"Callimachus is a writer of little excellence. The chief thing to be learned from him is his account of Rites and Mythology; which, though desirable to be known for the sake of understanding other parts of ancient authors, is the least pleasing or valuable part of their writings."
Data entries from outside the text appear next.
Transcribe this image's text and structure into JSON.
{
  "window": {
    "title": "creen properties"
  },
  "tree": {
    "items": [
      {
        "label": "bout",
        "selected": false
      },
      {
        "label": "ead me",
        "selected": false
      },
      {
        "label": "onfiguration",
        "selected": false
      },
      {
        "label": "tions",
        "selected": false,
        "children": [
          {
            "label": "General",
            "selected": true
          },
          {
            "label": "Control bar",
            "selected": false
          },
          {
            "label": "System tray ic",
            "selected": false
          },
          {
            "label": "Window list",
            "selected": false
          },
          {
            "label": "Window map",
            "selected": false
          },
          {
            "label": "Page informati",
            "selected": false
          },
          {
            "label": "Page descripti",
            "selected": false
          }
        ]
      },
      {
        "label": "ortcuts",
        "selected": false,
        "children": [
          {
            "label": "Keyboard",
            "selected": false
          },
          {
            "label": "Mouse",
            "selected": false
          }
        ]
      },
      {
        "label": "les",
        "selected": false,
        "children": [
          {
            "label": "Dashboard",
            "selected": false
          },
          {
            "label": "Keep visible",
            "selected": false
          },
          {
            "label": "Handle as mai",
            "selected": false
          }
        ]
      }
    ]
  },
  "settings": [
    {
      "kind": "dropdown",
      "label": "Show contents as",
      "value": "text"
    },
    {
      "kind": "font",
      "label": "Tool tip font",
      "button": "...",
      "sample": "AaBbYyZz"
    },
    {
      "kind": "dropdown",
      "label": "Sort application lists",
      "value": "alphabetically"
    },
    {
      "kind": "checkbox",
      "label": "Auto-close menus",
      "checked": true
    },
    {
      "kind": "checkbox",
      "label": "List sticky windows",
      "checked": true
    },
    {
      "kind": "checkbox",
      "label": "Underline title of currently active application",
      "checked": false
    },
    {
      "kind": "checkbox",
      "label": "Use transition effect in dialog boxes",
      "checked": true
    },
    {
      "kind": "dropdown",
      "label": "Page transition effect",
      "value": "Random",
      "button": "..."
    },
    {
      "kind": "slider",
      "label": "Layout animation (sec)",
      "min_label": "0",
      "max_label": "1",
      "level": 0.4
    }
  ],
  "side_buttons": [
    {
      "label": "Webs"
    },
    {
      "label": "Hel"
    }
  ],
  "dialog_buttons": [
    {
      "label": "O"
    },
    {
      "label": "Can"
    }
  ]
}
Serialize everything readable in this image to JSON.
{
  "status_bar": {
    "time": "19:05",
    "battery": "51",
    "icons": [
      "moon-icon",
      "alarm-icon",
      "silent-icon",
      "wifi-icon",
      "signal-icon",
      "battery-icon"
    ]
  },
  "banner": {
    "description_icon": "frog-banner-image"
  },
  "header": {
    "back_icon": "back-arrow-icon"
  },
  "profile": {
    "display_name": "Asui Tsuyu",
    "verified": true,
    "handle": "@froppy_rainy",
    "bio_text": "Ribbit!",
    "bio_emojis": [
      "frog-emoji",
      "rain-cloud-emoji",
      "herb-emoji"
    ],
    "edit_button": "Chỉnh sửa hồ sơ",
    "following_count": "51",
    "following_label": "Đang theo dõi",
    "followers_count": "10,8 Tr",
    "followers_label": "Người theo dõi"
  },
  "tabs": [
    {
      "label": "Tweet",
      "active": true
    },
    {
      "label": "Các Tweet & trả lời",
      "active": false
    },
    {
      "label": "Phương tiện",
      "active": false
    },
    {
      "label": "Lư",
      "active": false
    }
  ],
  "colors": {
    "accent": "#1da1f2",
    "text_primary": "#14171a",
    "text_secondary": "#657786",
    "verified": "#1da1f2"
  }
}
"Maittaire's account of the Stephani, is a heavy book. He seems to have been a puzzle-headed man, with a large share of scholarship, but with little geometry or logic in his head, without method, and possessed of little genius. He wrote Latin verses from time to time, and published a set in his old age, which he called 'Senilia;' in which he shows so little learning or taste in writing, as to make Carteret a dactyl. In matters of genealogy it is necessary to give the bare names as they are; but in poetry, and in prose of any elegance in the writing, they require to have inflection given to them. His book of the Dialects is a sad heap of confusion. The only way to write on them is to tabulate them with notes, added at the bottom of the page, and references."1
1 The name of Michael Maittaire, as a learned critic and bibliographer, has been so fully established, that these sweeping censures appear to be entirely uncalled for. His editions of the Greek and Latin classics, which are extremely numerous, are celebrated for their learning and accuracy; and his great work, "The Annales Typographici ab Artis Inventione," still maintains itself as a valuable standard authority. He was born in France and educated at Christ Church, Oxford, of which college he became second master. He was born in 1668, and died in 1747.- ED.